Work to be completed:
Check every line of the entries for "subtitle", and copy the lines that hold it.
(Data shown Opens)
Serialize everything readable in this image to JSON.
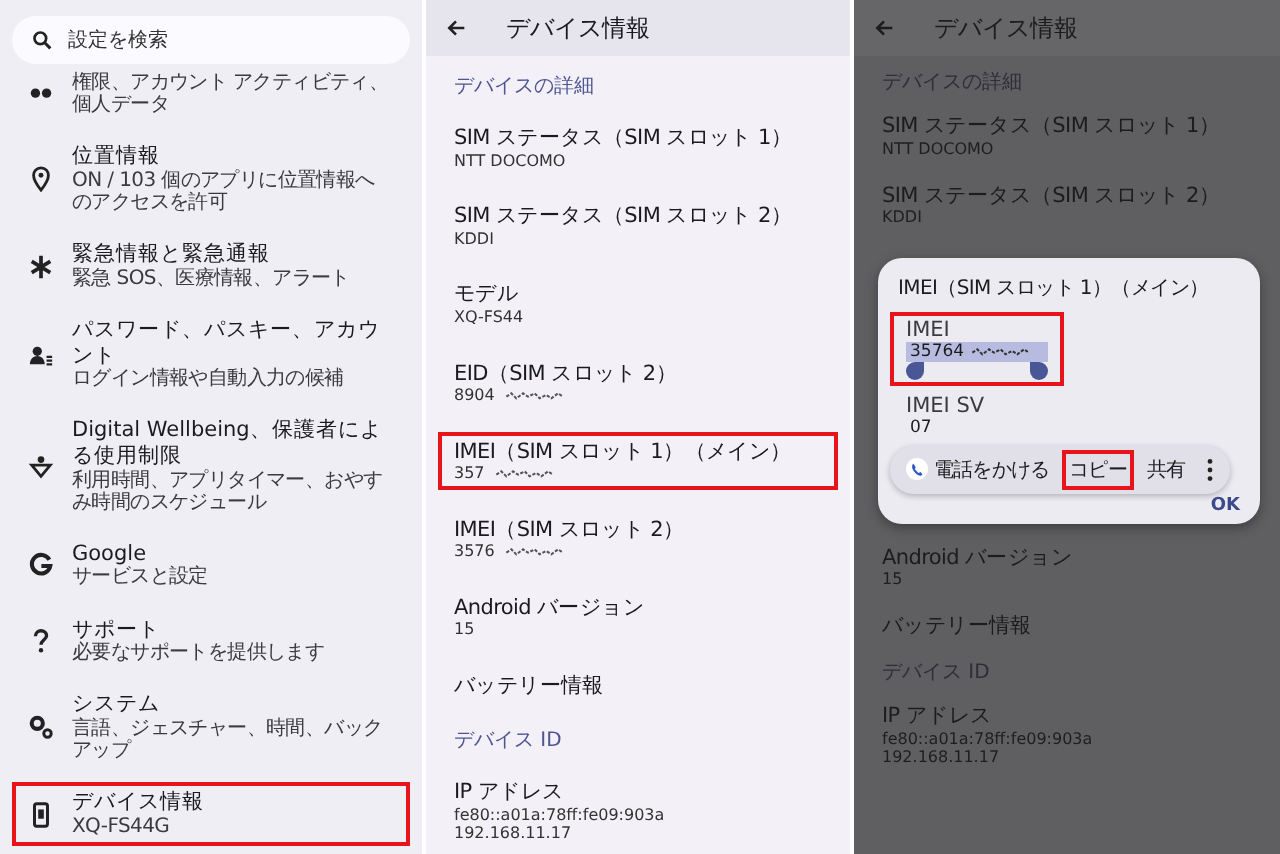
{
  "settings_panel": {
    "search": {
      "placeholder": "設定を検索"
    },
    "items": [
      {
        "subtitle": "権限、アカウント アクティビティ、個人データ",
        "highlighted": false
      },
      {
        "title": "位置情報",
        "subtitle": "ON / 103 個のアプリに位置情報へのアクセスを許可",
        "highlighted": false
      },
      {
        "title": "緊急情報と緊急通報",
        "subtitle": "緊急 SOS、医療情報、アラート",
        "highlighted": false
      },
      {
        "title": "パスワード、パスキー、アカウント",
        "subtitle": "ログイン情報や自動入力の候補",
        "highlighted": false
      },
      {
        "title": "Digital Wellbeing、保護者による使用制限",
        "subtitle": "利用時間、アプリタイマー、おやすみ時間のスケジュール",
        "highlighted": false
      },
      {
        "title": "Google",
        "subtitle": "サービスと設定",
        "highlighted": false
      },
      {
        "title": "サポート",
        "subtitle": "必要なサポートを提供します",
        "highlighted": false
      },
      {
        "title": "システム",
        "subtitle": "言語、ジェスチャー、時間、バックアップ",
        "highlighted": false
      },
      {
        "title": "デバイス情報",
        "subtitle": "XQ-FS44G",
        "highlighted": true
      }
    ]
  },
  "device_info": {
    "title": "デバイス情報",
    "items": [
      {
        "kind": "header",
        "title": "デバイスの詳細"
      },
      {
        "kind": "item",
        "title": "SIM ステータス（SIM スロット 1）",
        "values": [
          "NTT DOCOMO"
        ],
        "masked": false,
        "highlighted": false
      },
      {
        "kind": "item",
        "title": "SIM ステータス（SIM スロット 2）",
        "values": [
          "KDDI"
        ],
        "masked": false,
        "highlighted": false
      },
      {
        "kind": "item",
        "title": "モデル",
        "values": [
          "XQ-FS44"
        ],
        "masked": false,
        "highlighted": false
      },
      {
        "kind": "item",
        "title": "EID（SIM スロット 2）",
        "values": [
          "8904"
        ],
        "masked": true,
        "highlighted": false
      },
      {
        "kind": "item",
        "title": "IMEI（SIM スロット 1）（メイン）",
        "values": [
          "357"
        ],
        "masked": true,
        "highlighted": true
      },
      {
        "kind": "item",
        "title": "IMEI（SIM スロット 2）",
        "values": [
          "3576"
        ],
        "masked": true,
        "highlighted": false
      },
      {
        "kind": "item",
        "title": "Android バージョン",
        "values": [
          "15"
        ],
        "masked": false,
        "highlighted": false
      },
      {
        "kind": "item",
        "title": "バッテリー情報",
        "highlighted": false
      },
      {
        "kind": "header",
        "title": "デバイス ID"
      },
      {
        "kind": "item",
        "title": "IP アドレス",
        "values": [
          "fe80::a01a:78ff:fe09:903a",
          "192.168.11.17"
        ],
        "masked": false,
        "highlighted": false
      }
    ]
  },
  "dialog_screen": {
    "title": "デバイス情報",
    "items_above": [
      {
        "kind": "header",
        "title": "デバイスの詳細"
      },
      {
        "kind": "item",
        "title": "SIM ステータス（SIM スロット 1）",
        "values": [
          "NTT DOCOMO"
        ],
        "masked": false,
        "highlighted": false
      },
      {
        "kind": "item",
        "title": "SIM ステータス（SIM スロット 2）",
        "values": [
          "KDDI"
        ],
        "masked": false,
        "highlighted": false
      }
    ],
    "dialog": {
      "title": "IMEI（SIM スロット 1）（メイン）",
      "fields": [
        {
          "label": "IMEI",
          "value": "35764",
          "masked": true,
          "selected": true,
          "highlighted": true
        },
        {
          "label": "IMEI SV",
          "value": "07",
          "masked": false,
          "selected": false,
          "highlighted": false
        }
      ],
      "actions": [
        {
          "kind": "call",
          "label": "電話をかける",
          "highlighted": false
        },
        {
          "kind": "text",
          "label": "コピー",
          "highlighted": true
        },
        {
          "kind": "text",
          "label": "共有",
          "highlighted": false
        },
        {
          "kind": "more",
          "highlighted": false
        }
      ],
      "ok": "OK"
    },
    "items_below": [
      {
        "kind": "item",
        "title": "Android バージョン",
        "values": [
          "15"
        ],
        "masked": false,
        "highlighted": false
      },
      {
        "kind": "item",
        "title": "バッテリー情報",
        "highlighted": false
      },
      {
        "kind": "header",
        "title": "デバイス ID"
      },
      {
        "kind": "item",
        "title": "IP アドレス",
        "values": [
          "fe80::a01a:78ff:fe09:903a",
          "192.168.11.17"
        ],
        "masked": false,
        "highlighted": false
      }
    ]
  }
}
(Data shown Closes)
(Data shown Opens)
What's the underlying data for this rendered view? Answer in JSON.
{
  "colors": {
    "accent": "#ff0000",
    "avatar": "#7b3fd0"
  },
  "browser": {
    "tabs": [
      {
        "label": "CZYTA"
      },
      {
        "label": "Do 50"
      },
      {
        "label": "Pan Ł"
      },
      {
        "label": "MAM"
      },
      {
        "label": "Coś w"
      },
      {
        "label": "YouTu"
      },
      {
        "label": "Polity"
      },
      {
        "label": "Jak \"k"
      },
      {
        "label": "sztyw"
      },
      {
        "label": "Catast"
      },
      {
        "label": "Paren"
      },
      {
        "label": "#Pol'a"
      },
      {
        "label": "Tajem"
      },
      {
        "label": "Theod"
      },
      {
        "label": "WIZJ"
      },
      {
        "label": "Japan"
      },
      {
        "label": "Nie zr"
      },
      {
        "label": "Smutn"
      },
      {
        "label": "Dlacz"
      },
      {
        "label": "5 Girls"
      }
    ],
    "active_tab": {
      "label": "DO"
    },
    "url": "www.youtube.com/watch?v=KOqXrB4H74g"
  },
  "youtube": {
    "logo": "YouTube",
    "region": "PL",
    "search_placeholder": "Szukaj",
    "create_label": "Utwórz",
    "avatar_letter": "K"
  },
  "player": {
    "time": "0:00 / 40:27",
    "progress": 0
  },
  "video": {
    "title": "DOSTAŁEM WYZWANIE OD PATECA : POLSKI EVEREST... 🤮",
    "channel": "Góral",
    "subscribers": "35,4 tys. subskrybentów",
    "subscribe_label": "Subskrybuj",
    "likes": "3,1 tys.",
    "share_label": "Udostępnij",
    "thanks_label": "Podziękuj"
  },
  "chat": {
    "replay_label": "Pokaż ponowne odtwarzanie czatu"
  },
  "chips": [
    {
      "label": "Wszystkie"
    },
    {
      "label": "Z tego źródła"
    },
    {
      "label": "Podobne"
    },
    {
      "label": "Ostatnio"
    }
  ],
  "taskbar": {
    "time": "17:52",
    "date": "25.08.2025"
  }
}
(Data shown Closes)
Answer section:
        "subtitle": "権限、アカウント アクティビティ、個人データ",
        "subtitle": "ON / 103 個のアプリに位置情報へのアクセスを許可",
        "subtitle": "緊急 SOS、医療情報、アラート",
        "subtitle": "ログイン情報や自動入力の候補",
        "subtitle": "利用時間、アプリタイマー、おやすみ時間のスケジュール",
        "subtitle": "サービスと設定",
        "subtitle": "必要なサポートを提供します",
        "subtitle": "言語、ジェスチャー、時間、バックアップ",
        "subtitle": "XQ-FS44G",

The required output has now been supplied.